Even the lowest ranking soldier has a duty not only to obey the Geneva Convention – and first knowing what it says – but also to immediately expose the breaking of the convention by anyone in the military. Given the widespread practice of turning over prisoners to the National Directorate of Security (the Afghan intelligence service) – and at a much higher rate than other NATO soldiers – it is clear than dozens if not hundreds of rank and file soldiers completely failed in their duty. They were, in fact, complicit in war crimes.
Then two years ago a soldier from the military’s special-forces unit, JTF2, approached the army’s ombudsman with serious allegations of military “war crimes.” In his complaint he suggested that the only solution to the problem was to withdraw the unit entirely from the conflict. The Ombudsman’s office described the soldier’s allegations: “He adds that he feels more and more of his peers are being encouraged to commit war crimes by the chain of command. …He says this intervention was not aimed at having ‘the guys who pulled the trigger’ investigated. They are being incited to do these things by the chain of command.”
The chain of command now has about as much credibility s the chain of Command of the RCMP – the other band of morally-challenged Canadians who have the legal authority to shoot and kill people.

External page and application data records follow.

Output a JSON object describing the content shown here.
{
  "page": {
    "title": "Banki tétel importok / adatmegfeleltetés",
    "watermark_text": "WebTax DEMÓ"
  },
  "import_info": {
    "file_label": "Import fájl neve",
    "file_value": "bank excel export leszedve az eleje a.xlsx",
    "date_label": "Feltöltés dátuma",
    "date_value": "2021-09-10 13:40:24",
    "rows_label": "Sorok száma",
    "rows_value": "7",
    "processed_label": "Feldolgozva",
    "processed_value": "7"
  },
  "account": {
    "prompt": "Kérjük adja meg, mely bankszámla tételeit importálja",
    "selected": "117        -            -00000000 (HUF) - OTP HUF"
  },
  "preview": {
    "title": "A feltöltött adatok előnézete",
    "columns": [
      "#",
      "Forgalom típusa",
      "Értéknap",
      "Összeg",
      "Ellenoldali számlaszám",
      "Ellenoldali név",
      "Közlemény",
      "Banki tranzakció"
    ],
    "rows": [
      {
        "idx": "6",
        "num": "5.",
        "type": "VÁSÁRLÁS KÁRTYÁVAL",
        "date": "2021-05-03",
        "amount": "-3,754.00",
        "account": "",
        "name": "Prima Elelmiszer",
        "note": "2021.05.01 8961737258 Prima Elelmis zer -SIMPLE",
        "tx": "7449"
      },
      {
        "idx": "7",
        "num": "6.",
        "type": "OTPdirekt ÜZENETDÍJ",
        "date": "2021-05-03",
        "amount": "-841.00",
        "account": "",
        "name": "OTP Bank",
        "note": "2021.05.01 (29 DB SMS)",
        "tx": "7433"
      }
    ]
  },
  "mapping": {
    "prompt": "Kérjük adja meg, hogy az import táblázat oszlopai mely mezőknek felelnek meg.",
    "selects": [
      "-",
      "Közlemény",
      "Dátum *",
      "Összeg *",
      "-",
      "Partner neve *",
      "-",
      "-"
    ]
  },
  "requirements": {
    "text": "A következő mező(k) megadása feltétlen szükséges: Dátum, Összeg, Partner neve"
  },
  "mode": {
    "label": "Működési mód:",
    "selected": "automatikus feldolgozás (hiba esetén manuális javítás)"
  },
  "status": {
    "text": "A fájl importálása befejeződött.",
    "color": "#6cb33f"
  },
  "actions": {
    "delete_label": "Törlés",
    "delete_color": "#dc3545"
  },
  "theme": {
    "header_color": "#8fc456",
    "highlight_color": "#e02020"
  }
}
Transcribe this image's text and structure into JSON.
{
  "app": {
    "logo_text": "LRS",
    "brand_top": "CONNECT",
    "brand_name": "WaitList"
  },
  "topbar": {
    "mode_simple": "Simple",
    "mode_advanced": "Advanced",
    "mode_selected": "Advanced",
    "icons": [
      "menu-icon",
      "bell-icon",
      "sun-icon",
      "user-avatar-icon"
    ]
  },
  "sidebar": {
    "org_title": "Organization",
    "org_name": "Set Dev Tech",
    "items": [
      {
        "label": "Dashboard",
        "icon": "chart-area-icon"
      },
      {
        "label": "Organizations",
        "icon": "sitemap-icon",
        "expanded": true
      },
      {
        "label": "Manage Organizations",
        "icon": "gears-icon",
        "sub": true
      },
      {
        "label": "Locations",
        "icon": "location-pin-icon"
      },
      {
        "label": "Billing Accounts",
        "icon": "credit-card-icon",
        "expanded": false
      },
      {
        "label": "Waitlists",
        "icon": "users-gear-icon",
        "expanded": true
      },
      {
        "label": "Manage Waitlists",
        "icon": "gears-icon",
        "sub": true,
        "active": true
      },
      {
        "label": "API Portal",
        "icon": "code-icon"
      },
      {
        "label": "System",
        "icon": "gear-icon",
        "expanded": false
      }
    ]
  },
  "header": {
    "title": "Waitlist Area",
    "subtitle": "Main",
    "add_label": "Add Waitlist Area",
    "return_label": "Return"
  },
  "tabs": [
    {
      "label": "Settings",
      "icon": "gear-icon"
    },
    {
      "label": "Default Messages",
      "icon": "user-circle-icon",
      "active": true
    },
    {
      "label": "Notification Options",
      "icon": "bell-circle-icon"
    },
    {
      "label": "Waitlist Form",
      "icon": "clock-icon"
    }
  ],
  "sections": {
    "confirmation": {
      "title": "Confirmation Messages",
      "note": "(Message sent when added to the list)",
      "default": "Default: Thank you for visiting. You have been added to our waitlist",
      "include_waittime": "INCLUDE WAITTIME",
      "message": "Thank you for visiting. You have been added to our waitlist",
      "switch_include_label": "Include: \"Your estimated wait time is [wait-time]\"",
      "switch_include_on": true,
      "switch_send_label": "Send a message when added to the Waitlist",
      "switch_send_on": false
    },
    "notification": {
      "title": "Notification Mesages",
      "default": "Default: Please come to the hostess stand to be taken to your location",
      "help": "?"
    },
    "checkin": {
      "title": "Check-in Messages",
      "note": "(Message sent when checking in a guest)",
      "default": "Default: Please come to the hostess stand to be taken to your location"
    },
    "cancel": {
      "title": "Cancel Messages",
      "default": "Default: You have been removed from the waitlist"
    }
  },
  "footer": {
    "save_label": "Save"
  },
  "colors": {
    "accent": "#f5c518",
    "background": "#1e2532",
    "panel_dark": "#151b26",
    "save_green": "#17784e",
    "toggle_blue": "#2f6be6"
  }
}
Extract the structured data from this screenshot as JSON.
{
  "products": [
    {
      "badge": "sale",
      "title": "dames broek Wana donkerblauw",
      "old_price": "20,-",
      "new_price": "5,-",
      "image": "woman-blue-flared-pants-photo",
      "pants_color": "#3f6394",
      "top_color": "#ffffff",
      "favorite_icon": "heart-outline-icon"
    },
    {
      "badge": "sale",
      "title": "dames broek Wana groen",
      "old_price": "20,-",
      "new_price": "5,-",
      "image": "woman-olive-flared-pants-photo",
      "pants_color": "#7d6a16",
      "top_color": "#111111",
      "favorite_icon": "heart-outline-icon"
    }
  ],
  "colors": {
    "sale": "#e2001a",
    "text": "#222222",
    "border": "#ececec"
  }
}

Both sets of officers seem to have lost their ethical core. The most recent example of moral failure is the military’s blatant whitewash of its actions as exposed by a former Afghan translator for the military.
The translator, Ahmadshah Malgarai, testified before a Commons committee in 2010 that in June, 2007 Canadian soldiers shot an unarmed Afghan teen in the back of the head. They then tried to cover it up. He also told the committee:
“I saw Canadian military intelligence sending detainees to the NDS [National Directorate of Security] when the detainees did not tell them what they expected to hear. If the interrogator thought a detainee was lying, the military sent him to NDS for more questions, Afghan style. Translation: abuse and torture.”
He also made allegations against named individuals, including a foreign affairs civilian, about their presence during an incident in which an Afghan Colonel refused to take custody of a wounded detainee – but offered to shoot him instead. The military investigators claim they found no evidence to back any of the allegations. Yet more lies?
Of course it is Malgarai’s word against the military’s but in observing nine years of involvement in Afghanistan it’s a lot easier to believe Malgarai than it is the army brass. Why would he put himself at such risk if he were not telling the truth? Malgarai claims his identity was revealed to the Taliban as punishment for his allegations and that subsequent death threats forced him to flee the country. I believe him.
Dishonourable wars – and most are – dishonour everyone involved and make liars out of the most senior people justifying the conflict. This war is incredibly destructive not only of the country being attacked and occupied but it corrodes every Canadian institution involved: the military, the civil service, Parliament, political leaders, the media and those in academia recruited to supply justification for an unjustifiable war.
This will be the legacy Canada’s participation in Afghanistan. When it is finally over in 2014 – almost three times as long as any other Canadian conflict – the sober analysis will leave a bad taste in Canadian mouths for a very long time. That is why Layton’s message is the only one that withstands the moral test: a complete NATO and Western military withdrawal places the future of Afghanistan back in the hands of Afghans where it belongs. Would it be pretty? Hardly. There is no good solution. But the alternative is ten more years of failure, lack of government services, corruption, civilian death, election fraud, heroin exports, and the corrosion of our own values and institutions.